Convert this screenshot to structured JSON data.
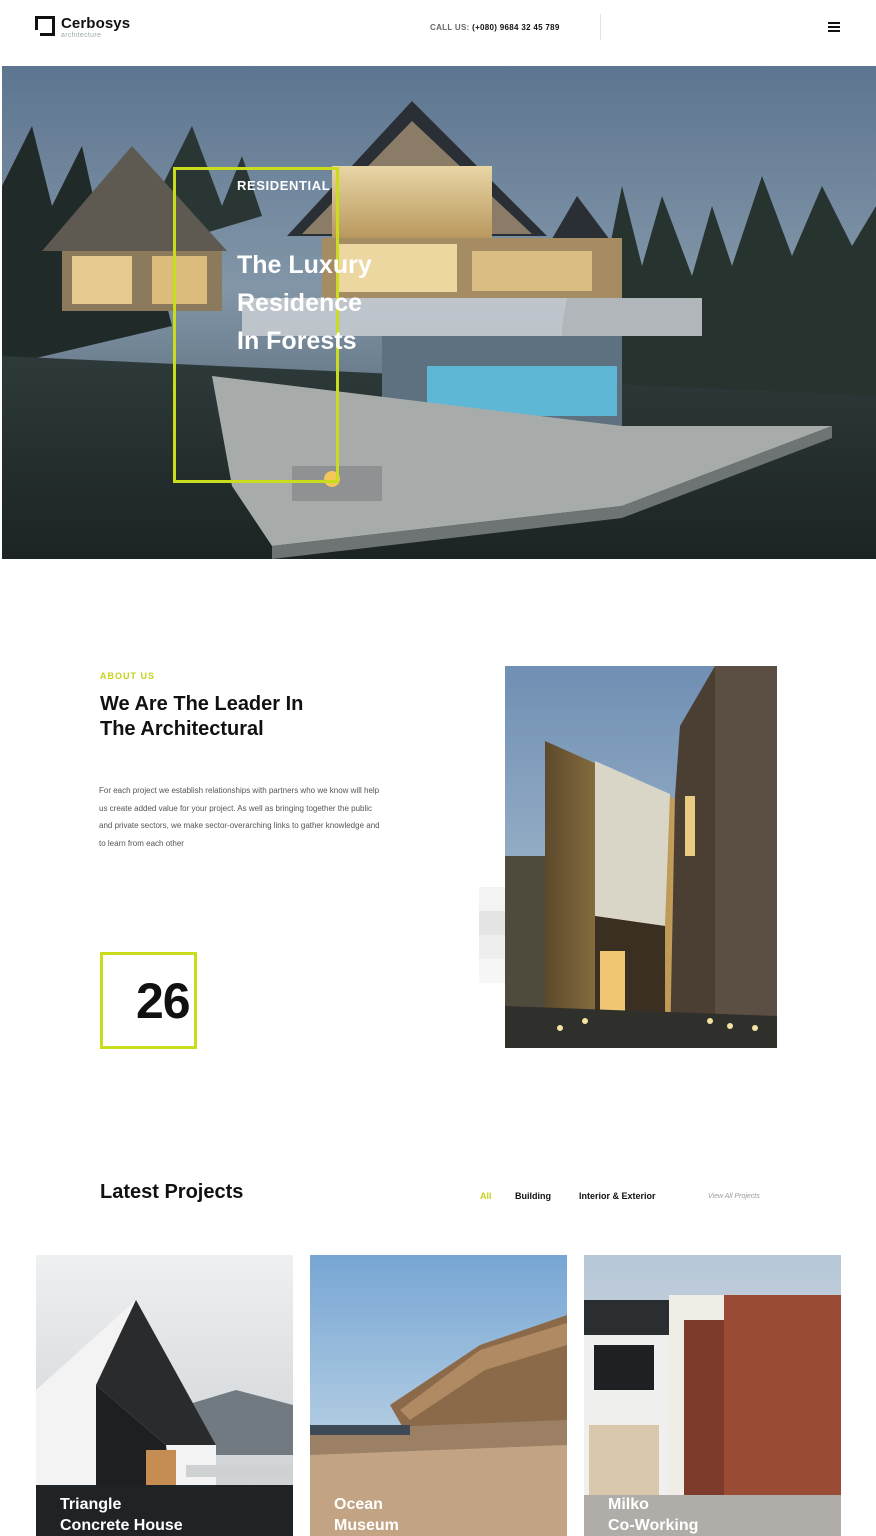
{
  "header": {
    "logo_name": "Cerbosys",
    "logo_sub": "architecture",
    "call_label": "CALL US:",
    "phone": "(+080) 9684 32 45 789"
  },
  "hero": {
    "category": "RESIDENTIAL",
    "title_line1": "The Luxury",
    "title_line2": "Residence",
    "title_line3": "In Forests"
  },
  "about": {
    "kicker": "ABOUT US",
    "title_line1": "We Are The Leader In",
    "title_line2": "The Architectural",
    "body_line1": "For each project we establish relationships with partners who we know will help",
    "body_line2": "us create added value for your project. As well as bringing together the public",
    "body_line3": "and private sectors, we make sector-overarching links to gather knowledge and",
    "body_line4": "to learn from each other",
    "counter": "26"
  },
  "projects": {
    "title": "Latest Projects",
    "filters": [
      "All",
      "Building",
      "Interior & Exterior"
    ],
    "view_all": "View All Projects",
    "cards": [
      {
        "line1": "Triangle",
        "line2": "Concrete House"
      },
      {
        "line1": "Ocean",
        "line2": "Museum"
      },
      {
        "line1": "Milko",
        "line2": "Co-Working"
      }
    ]
  },
  "colors": {
    "accent": "#c9dd1d",
    "text": "#111111",
    "muted": "#555555"
  }
}
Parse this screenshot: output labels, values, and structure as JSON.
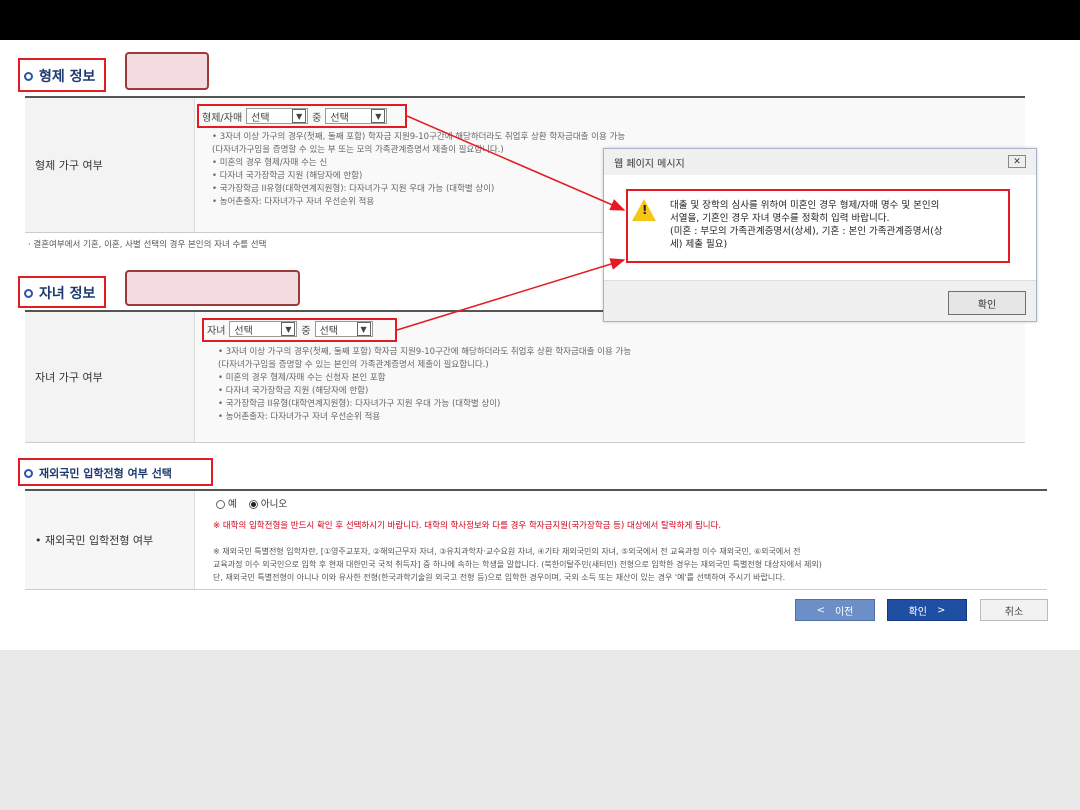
{
  "sibling_section": {
    "title": "형제 정보",
    "row_label": "형제 가구 여부",
    "select_prefix": "형제/자매",
    "select1": "선택",
    "connector": "중",
    "select2": "선택",
    "notes": [
      "• 3자녀 이상 가구의 경우(첫째, 둘째 포함) 학자금 지원9-10구간에 해당하더라도 취업후 상환 학자금대출 이용 가능",
      "  (다자녀가구임을 증명할 수 있는 부 또는 모의 가족관계증명서 제출이 필요합니다.)",
      "• 미혼의 경우 형제/자매 수는 신",
      "• 다자녀 국가장학금 지원 (해당자에 한함)",
      "• 국가장학금 II유형(대학연계지원형): 다자녀가구 지원 우대 가능 (대학별 상이)",
      "• 농어촌출자: 다자녀가구 자녀 우선순위 적용"
    ]
  },
  "marital_note": "· 결혼여부에서 기혼, 이혼, 사별 선택의 경우 본인의 자녀 수를 선택",
  "children_section": {
    "title": "자녀 정보",
    "row_label": "자녀 가구 여부",
    "select_prefix": "자녀",
    "select1": "선택",
    "connector": "중",
    "select2": "선택",
    "notes": [
      "• 3자녀 이상 가구의 경우(첫째, 둘째 포함) 학자금 지원9-10구간에 해당하더라도 취업후 상환 학자금대출 이용 가능",
      "  (다자녀가구임을 증명할 수 있는 본인의 가족관계증명서 제출이 필요합니다.)",
      "• 미혼의 경우 형제/자매 수는 신청자 본인 포함",
      "• 다자녀 국가장학금 지원 (해당자에 한함)",
      "• 국가장학금 II유형(대학연계지원형): 다자녀가구 지원 우대 가능 (대학별 상이)",
      "• 농어촌출자: 다자녀가구 자녀 우선순위 적용"
    ]
  },
  "dialog": {
    "title": "웹 페이지 메시지",
    "close": "✕",
    "message_lines": [
      "대출 및 장학의 심사를 위하여 미혼인 경우 형제/자매 명수 및 본인의",
      "서열을, 기혼인 경우 자녀 명수를 정확히 입력 바랍니다.",
      "(미혼 : 부모의 가족관계증명서(상세), 기혼 : 본인 가족관계증명서(상",
      "세) 제출 필요)"
    ],
    "ok": "확인"
  },
  "overseas_section": {
    "title": "재외국민 입학전형 여부 선택",
    "row_label": "• 재외국민 입학전형 여부",
    "option_yes": "예",
    "option_no": "아니오",
    "warning": "※ 대학의 입학전형을 반드시 확인 후 선택하시기 바랍니다. 대학의 학사정보와 다를 경우 학자금지원(국가장학금 등) 대상에서 탈락하게 됩니다.",
    "desc_lines": [
      "※ 재외국민 특별전형 입학자란, [①영주교포자, ②해외근무자 자녀, ③유치과학자·교수요원 자녀, ④기타 재외국민의 자녀, ⑤외국에서 전 교육과정 이수 재외국민, ⑥외국에서 전",
      "교육과정 이수 외국인으로 입학 후 현재 대한민국 국적 취득자] 중 하나에 속하는 학생을 말합니다. (북한이탈주민(새터민) 전형으로 입학한 경우는 재외국민 특별전형 대상자에서 제외)",
      "단, 재외국민 특별전형이 아니나 이와 유사한 전형(한국과학기술원 외국고 전형 등)으로 입학한 경우이며, 국외 소득 또는 재산이 있는 경우 '예'를 선택하여 주시기 바랍니다."
    ]
  },
  "buttons": {
    "prev": "이전",
    "confirm": "확인",
    "cancel": "취소"
  },
  "colors": {
    "highlight": "#e31b23",
    "primary_button": "#1e4fa3",
    "prev_button": "#6b8fc6",
    "warning_text": "#d0021b"
  }
}
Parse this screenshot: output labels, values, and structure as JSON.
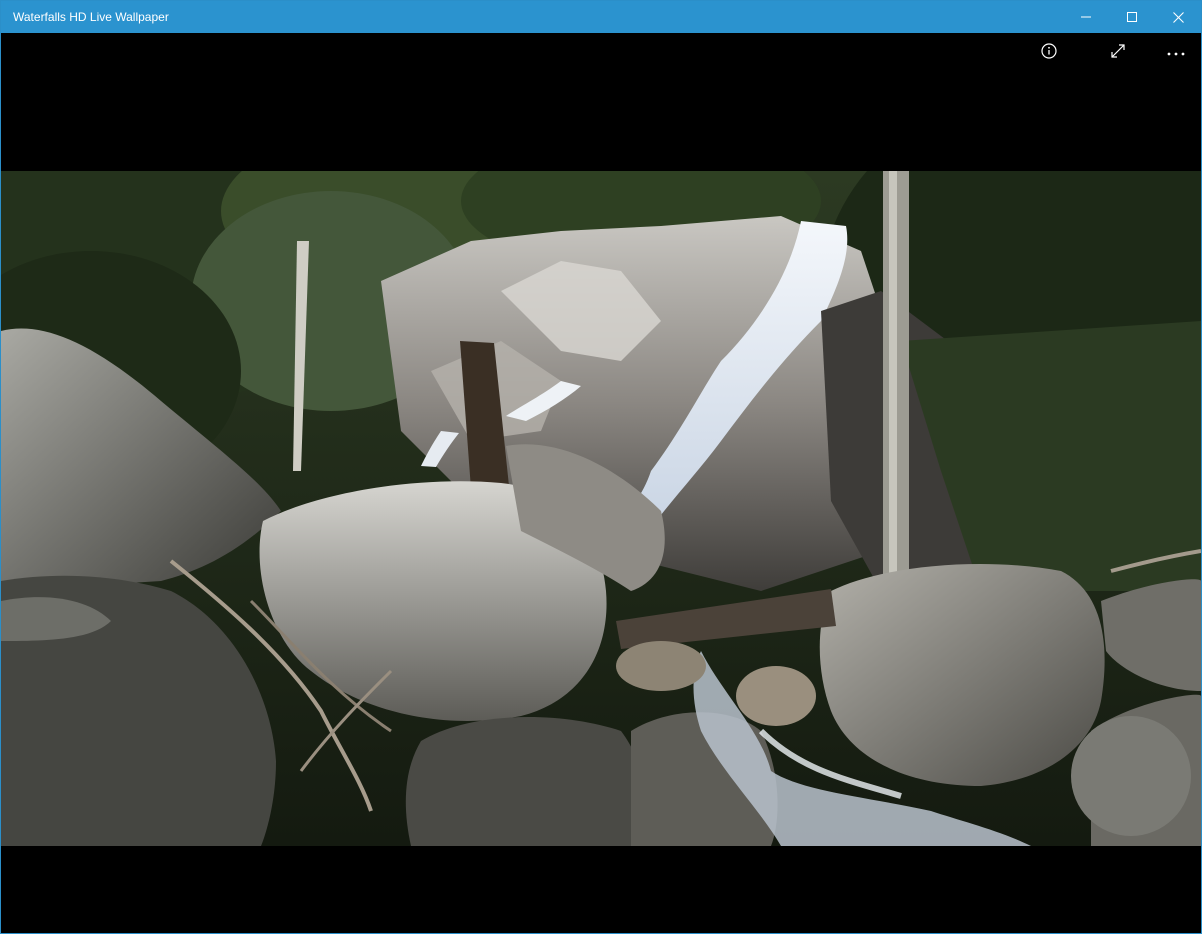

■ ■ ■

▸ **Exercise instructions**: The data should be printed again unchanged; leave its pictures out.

▸ **Response to this task**:
Convert this screenshot to structured JSON data.
{
  "header": {
    "logo_name": "Cerbosys",
    "logo_sub": "architecture",
    "call_label": "CALL US:",
    "phone": "(+080) 9684 32 45 789"
  },
  "hero": {
    "category": "RESIDENTIAL",
    "title_line1": "The Luxury",
    "title_line2": "Residence",
    "title_line3": "In Forests"
  },
  "about": {
    "kicker": "ABOUT US",
    "title_line1": "We Are The Leader In",
    "title_line2": "The Architectural",
    "body_line1": "For each project we establish relationships with partners who we know will help",
    "body_line2": "us create added value for your project. As well as bringing together the public",
    "body_line3": "and private sectors, we make sector-overarching links to gather knowledge and",
    "body_line4": "to learn from each other",
    "counter": "26"
  },
  "projects": {
    "title": "Latest Projects",
    "filters": [
      "All",
      "Building",
      "Interior & Exterior"
    ],
    "view_all": "View All Projects",
    "cards": [
      {
        "line1": "Triangle",
        "line2": "Concrete House"
      },
      {
        "line1": "Ocean",
        "line2": "Museum"
      },
      {
        "line1": "Milko",
        "line2": "Co-Working"
      }
    ]
  },
  "colors": {
    "accent": "#c9dd1d",
    "text": "#111111",
    "muted": "#555555"
  }
}
Parse this screenshot: output labels, values, and structure as JSON.
{
  "sibling_section": {
    "title": "형제 정보",
    "row_label": "형제 가구 여부",
    "select_prefix": "형제/자매",
    "select1": "선택",
    "connector": "중",
    "select2": "선택",
    "notes": [
      "• 3자녀 이상 가구의 경우(첫째, 둘째 포함) 학자금 지원9-10구간에 해당하더라도 취업후 상환 학자금대출 이용 가능",
      "  (다자녀가구임을 증명할 수 있는 부 또는 모의 가족관계증명서 제출이 필요합니다.)",
      "• 미혼의 경우 형제/자매 수는 신",
      "• 다자녀 국가장학금 지원 (해당자에 한함)",
      "• 국가장학금 II유형(대학연계지원형): 다자녀가구 지원 우대 가능 (대학별 상이)",
      "• 농어촌출자: 다자녀가구 자녀 우선순위 적용"
    ]
  },
  "marital_note": "· 결혼여부에서 기혼, 이혼, 사별 선택의 경우 본인의 자녀 수를 선택",
  "children_section": {
    "title": "자녀 정보",
    "row_label": "자녀 가구 여부",
    "select_prefix": "자녀",
    "select1": "선택",
    "connector": "중",
    "select2": "선택",
    "notes": [
      "• 3자녀 이상 가구의 경우(첫째, 둘째 포함) 학자금 지원9-10구간에 해당하더라도 취업후 상환 학자금대출 이용 가능",
      "  (다자녀가구임을 증명할 수 있는 본인의 가족관계증명서 제출이 필요합니다.)",
      "• 미혼의 경우 형제/자매 수는 신청자 본인 포함",
      "• 다자녀 국가장학금 지원 (해당자에 한함)",
      "• 국가장학금 II유형(대학연계지원형): 다자녀가구 지원 우대 가능 (대학별 상이)",
      "• 농어촌출자: 다자녀가구 자녀 우선순위 적용"
    ]
  },
  "dialog": {
    "title": "웹 페이지 메시지",
    "close": "✕",
    "message_lines": [
      "대출 및 장학의 심사를 위하여 미혼인 경우 형제/자매 명수 및 본인의",
      "서열을, 기혼인 경우 자녀 명수를 정확히 입력 바랍니다.",
      "(미혼 : 부모의 가족관계증명서(상세), 기혼 : 본인 가족관계증명서(상",
      "세) 제출 필요)"
    ],
    "ok": "확인"
  },
  "overseas_section": {
    "title": "재외국민 입학전형 여부 선택",
    "row_label": "• 재외국민 입학전형 여부",
    "option_yes": "예",
    "option_no": "아니오",
    "warning": "※ 대학의 입학전형을 반드시 확인 후 선택하시기 바랍니다. 대학의 학사정보와 다를 경우 학자금지원(국가장학금 등) 대상에서 탈락하게 됩니다.",
    "desc_lines": [
      "※ 재외국민 특별전형 입학자란, [①영주교포자, ②해외근무자 자녀, ③유치과학자·교수요원 자녀, ④기타 재외국민의 자녀, ⑤외국에서 전 교육과정 이수 재외국민, ⑥외국에서 전",
      "교육과정 이수 외국인으로 입학 후 현재 대한민국 국적 취득자] 중 하나에 속하는 학생을 말합니다. (북한이탈주민(새터민) 전형으로 입학한 경우는 재외국민 특별전형 대상자에서 제외)",
      "단, 재외국민 특별전형이 아니나 이와 유사한 전형(한국과학기술원 외국고 전형 등)으로 입학한 경우이며, 국외 소득 또는 재산이 있는 경우 '예'를 선택하여 주시기 바랍니다."
    ]
  },
  "buttons": {
    "prev": "이전",
    "confirm": "확인",
    "cancel": "취소"
  },
  "colors": {
    "highlight": "#e31b23",
    "primary_button": "#1e4fa3",
    "prev_button": "#6b8fc6",
    "warning_text": "#d0021b"
  }
}
Parse this screenshot: output labels, values, and structure as JSON.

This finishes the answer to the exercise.